■ Task statement:
From the first line to the last, reproduce the records below exactly, omitting any picture.

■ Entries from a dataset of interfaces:
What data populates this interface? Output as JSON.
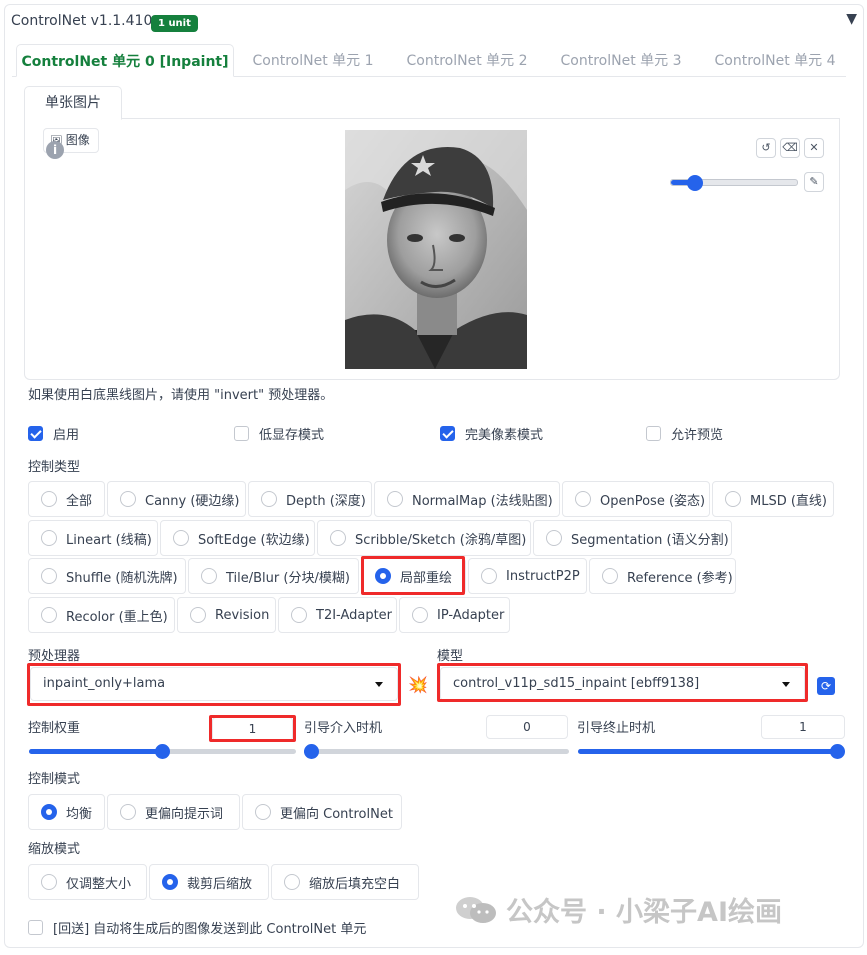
{
  "header": {
    "title": "ControlNet v1.1.410",
    "badge": "1 unit",
    "collapse_icon": "triangle-down-icon"
  },
  "tabs": [
    {
      "label": "ControlNet 单元 0 [Inpaint]",
      "active": true
    },
    {
      "label": "ControlNet 单元 1",
      "active": false
    },
    {
      "label": "ControlNet 单元 2",
      "active": false
    },
    {
      "label": "ControlNet 单元 3",
      "active": false
    },
    {
      "label": "ControlNet 单元 4",
      "active": false
    }
  ],
  "subtab": {
    "label": "单张图片"
  },
  "image_panel": {
    "label": "图像",
    "info_icon": "info-icon",
    "buttons": [
      "undo-icon",
      "eraser-icon",
      "close-icon"
    ],
    "brush_icon": "brush-icon",
    "brush_size": 0.15
  },
  "hint": "如果使用白底黑线图片，请使用 \"invert\" 预处理器。",
  "checkboxes": [
    {
      "label": "启用",
      "checked": true
    },
    {
      "label": "低显存模式",
      "checked": false
    },
    {
      "label": "完美像素模式",
      "checked": true
    },
    {
      "label": "允许预览",
      "checked": false
    }
  ],
  "control_type": {
    "label": "控制类型",
    "options": [
      {
        "label": "全部",
        "selected": false
      },
      {
        "label": "Canny (硬边缘)",
        "selected": false
      },
      {
        "label": "Depth (深度)",
        "selected": false
      },
      {
        "label": "NormalMap (法线贴图)",
        "selected": false
      },
      {
        "label": "OpenPose (姿态)",
        "selected": false
      },
      {
        "label": "MLSD (直线)",
        "selected": false
      },
      {
        "label": "Lineart (线稿)",
        "selected": false
      },
      {
        "label": "SoftEdge (软边缘)",
        "selected": false
      },
      {
        "label": "Scribble/Sketch (涂鸦/草图)",
        "selected": false
      },
      {
        "label": "Segmentation (语义分割)",
        "selected": false
      },
      {
        "label": "Shuffle (随机洗牌)",
        "selected": false
      },
      {
        "label": "Tile/Blur (分块/模糊)",
        "selected": false
      },
      {
        "label": "局部重绘",
        "selected": true
      },
      {
        "label": "InstructP2P",
        "selected": false
      },
      {
        "label": "Reference (参考)",
        "selected": false
      },
      {
        "label": "Recolor (重上色)",
        "selected": false
      },
      {
        "label": "Revision",
        "selected": false
      },
      {
        "label": "T2I-Adapter",
        "selected": false
      },
      {
        "label": "IP-Adapter",
        "selected": false
      }
    ]
  },
  "preprocessor": {
    "label": "预处理器",
    "value": "inpaint_only+lama",
    "run_icon": "explosion-icon"
  },
  "model": {
    "label": "模型",
    "value": "control_v11p_sd15_inpaint [ebff9138]",
    "refresh_icon": "refresh-icon"
  },
  "sliders": [
    {
      "label": "控制权重",
      "value": "1",
      "fraction": 0.5
    },
    {
      "label": "引导介入时机",
      "value": "0",
      "fraction": 0.0
    },
    {
      "label": "引导终止时机",
      "value": "1",
      "fraction": 1.0
    }
  ],
  "control_mode": {
    "label": "控制模式",
    "options": [
      {
        "label": "均衡",
        "selected": true
      },
      {
        "label": "更偏向提示词",
        "selected": false
      },
      {
        "label": "更偏向 ControlNet",
        "selected": false
      }
    ]
  },
  "resize_mode": {
    "label": "缩放模式",
    "options": [
      {
        "label": "仅调整大小",
        "selected": false
      },
      {
        "label": "裁剪后缩放",
        "selected": true
      },
      {
        "label": "缩放后填充空白",
        "selected": false
      }
    ]
  },
  "loopback": {
    "label": "[回送] 自动将生成后的图像发送到此 ControlNet 单元",
    "checked": false
  },
  "watermark": {
    "text": "公众号 · 小梁子AI绘画",
    "icon": "wechat-icon"
  },
  "colors": {
    "accent": "#2563eb",
    "badge": "#15803d",
    "highlight": "#ef2a2a"
  }
}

■ Solution to this task:
What data populates this interface? Output as JSON.
{
  "header": {
    "title": "ControlNet v1.1.410",
    "badge": "1 unit",
    "collapse_icon": "triangle-down-icon"
  },
  "tabs": [
    {
      "label": "ControlNet 单元 0 [Inpaint]",
      "active": true
    },
    {
      "label": "ControlNet 单元 1",
      "active": false
    },
    {
      "label": "ControlNet 单元 2",
      "active": false
    },
    {
      "label": "ControlNet 单元 3",
      "active": false
    },
    {
      "label": "ControlNet 单元 4",
      "active": false
    }
  ],
  "subtab": {
    "label": "单张图片"
  },
  "image_panel": {
    "label": "图像",
    "info_icon": "info-icon",
    "buttons": [
      "undo-icon",
      "eraser-icon",
      "close-icon"
    ],
    "brush_icon": "brush-icon",
    "brush_size": 0.15
  },
  "hint": "如果使用白底黑线图片，请使用 \"invert\" 预处理器。",
  "checkboxes": [
    {
      "label": "启用",
      "checked": true
    },
    {
      "label": "低显存模式",
      "checked": false
    },
    {
      "label": "完美像素模式",
      "checked": true
    },
    {
      "label": "允许预览",
      "checked": false
    }
  ],
  "control_type": {
    "label": "控制类型",
    "options": [
      {
        "label": "全部",
        "selected": false
      },
      {
        "label": "Canny (硬边缘)",
        "selected": false
      },
      {
        "label": "Depth (深度)",
        "selected": false
      },
      {
        "label": "NormalMap (法线贴图)",
        "selected": false
      },
      {
        "label": "OpenPose (姿态)",
        "selected": false
      },
      {
        "label": "MLSD (直线)",
        "selected": false
      },
      {
        "label": "Lineart (线稿)",
        "selected": false
      },
      {
        "label": "SoftEdge (软边缘)",
        "selected": false
      },
      {
        "label": "Scribble/Sketch (涂鸦/草图)",
        "selected": false
      },
      {
        "label": "Segmentation (语义分割)",
        "selected": false
      },
      {
        "label": "Shuffle (随机洗牌)",
        "selected": false
      },
      {
        "label": "Tile/Blur (分块/模糊)",
        "selected": false
      },
      {
        "label": "局部重绘",
        "selected": true
      },
      {
        "label": "InstructP2P",
        "selected": false
      },
      {
        "label": "Reference (参考)",
        "selected": false
      },
      {
        "label": "Recolor (重上色)",
        "selected": false
      },
      {
        "label": "Revision",
        "selected": false
      },
      {
        "label": "T2I-Adapter",
        "selected": false
      },
      {
        "label": "IP-Adapter",
        "selected": false
      }
    ]
  },
  "preprocessor": {
    "label": "预处理器",
    "value": "inpaint_only+lama",
    "run_icon": "explosion-icon"
  },
  "model": {
    "label": "模型",
    "value": "control_v11p_sd15_inpaint [ebff9138]",
    "refresh_icon": "refresh-icon"
  },
  "sliders": [
    {
      "label": "控制权重",
      "value": "1",
      "fraction": 0.5
    },
    {
      "label": "引导介入时机",
      "value": "0",
      "fraction": 0.0
    },
    {
      "label": "引导终止时机",
      "value": "1",
      "fraction": 1.0
    }
  ],
  "control_mode": {
    "label": "控制模式",
    "options": [
      {
        "label": "均衡",
        "selected": true
      },
      {
        "label": "更偏向提示词",
        "selected": false
      },
      {
        "label": "更偏向 ControlNet",
        "selected": false
      }
    ]
  },
  "resize_mode": {
    "label": "缩放模式",
    "options": [
      {
        "label": "仅调整大小",
        "selected": false
      },
      {
        "label": "裁剪后缩放",
        "selected": true
      },
      {
        "label": "缩放后填充空白",
        "selected": false
      }
    ]
  },
  "loopback": {
    "label": "[回送] 自动将生成后的图像发送到此 ControlNet 单元",
    "checked": false
  },
  "watermark": {
    "text": "公众号 · 小梁子AI绘画",
    "icon": "wechat-icon"
  },
  "colors": {
    "accent": "#2563eb",
    "badge": "#15803d",
    "highlight": "#ef2a2a"
  }
}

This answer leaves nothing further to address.